By Dominic Wilkinson @Neonatal Ethics, Director of medical ethics
Why should we care about what happens to future generations? What reason do we have to sacrifice our own well-being and interests for the sake of people who will exist after we are dead?
Last night Professor Sam Scheffler from NYU gave the first of the 2015 Uehiro lectures on this controversial and challenging topic. (The Audio file of the lecture will be made available here as soon as possible)
He started by observing a phenomenon he described as ‘temporal parochialism’. Our world has become increasingly globalized, and cosmopolitan. We recognize and care about the impact of our actions on people on the other side of the planet. However, Scheffler argued that we have at the same time become increasingly isolated in time – both from our ancestors and from our descendants. We do not appear to consider the moral concerns of the past to be relevant to our age, and we struggle to be motivated by the plight of people in the future. Should we be temporally as well as spatially broad-minded? Should we care about the far future?
Questions like the ones above are obviously highly important and relevant for policies on climate change. The Paris climate change deal was motivated in part by concern for future generations. However, Scheffler noted that policies on climate change affect people (both living and not yet born) with whom we might have relationships. Given that relationships form the basis for much moral concern, it is more straightforward to appreciate why we might be prepared to sacrifice some of our own wellbeing for the sake of theirs.

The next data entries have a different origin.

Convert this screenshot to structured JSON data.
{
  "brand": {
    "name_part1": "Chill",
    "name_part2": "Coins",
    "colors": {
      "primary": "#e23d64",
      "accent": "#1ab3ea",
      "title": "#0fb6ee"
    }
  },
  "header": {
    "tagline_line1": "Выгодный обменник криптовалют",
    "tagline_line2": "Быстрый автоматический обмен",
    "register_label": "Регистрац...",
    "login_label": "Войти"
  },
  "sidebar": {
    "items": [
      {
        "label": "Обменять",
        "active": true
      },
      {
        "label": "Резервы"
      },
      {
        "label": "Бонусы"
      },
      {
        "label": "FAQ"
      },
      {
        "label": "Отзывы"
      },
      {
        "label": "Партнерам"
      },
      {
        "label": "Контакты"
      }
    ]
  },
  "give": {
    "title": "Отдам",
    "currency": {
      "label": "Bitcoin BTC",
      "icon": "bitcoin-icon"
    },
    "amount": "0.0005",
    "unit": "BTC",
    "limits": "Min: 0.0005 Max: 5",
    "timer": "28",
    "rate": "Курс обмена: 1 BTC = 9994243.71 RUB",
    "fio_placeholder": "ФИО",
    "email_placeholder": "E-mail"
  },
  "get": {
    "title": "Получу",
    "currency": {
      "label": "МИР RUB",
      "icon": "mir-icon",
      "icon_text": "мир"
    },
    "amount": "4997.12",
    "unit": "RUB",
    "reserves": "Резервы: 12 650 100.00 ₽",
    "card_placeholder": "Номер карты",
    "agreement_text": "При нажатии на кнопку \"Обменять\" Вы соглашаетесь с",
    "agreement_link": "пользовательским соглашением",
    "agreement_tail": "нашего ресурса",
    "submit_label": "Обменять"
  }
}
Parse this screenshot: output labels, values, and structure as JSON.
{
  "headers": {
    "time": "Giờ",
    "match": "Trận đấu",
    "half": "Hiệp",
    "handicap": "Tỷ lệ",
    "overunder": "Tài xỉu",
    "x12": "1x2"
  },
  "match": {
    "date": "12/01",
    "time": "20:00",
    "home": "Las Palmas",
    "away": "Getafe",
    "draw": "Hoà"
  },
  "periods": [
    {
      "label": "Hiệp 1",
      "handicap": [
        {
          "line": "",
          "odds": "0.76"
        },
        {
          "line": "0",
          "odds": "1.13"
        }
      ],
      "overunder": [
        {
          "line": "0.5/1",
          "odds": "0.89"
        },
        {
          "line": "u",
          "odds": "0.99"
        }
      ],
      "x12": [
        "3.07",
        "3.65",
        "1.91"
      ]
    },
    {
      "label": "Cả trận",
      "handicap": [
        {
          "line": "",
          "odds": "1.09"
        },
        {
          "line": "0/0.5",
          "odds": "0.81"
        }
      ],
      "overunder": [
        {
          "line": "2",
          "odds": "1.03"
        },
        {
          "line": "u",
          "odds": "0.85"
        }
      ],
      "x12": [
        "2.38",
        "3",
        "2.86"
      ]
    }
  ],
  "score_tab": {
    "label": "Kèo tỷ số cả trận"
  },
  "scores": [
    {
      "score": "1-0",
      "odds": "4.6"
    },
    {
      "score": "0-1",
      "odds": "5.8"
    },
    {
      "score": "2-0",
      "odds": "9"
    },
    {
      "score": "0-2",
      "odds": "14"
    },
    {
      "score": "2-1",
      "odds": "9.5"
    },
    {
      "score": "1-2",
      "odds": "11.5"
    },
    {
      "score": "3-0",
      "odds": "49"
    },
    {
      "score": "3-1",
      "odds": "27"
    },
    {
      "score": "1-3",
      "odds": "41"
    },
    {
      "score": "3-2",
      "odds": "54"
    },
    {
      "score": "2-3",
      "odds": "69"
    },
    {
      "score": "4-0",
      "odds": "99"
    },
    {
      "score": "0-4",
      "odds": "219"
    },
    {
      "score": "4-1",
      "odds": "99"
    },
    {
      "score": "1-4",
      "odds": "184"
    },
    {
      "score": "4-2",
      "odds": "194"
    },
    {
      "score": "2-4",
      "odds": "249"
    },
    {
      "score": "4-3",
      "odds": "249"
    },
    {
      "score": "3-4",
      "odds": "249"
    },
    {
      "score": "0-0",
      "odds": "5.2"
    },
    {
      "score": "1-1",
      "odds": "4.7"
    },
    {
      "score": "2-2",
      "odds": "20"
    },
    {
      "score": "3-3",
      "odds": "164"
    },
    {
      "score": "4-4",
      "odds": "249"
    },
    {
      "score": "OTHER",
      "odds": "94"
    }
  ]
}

The views, opinions and positions expressed by these authors and blogs are theirs and do not necessarily represent that of the Bioethics Research Library and Kennedy Institute of Ethics or Georgetown University.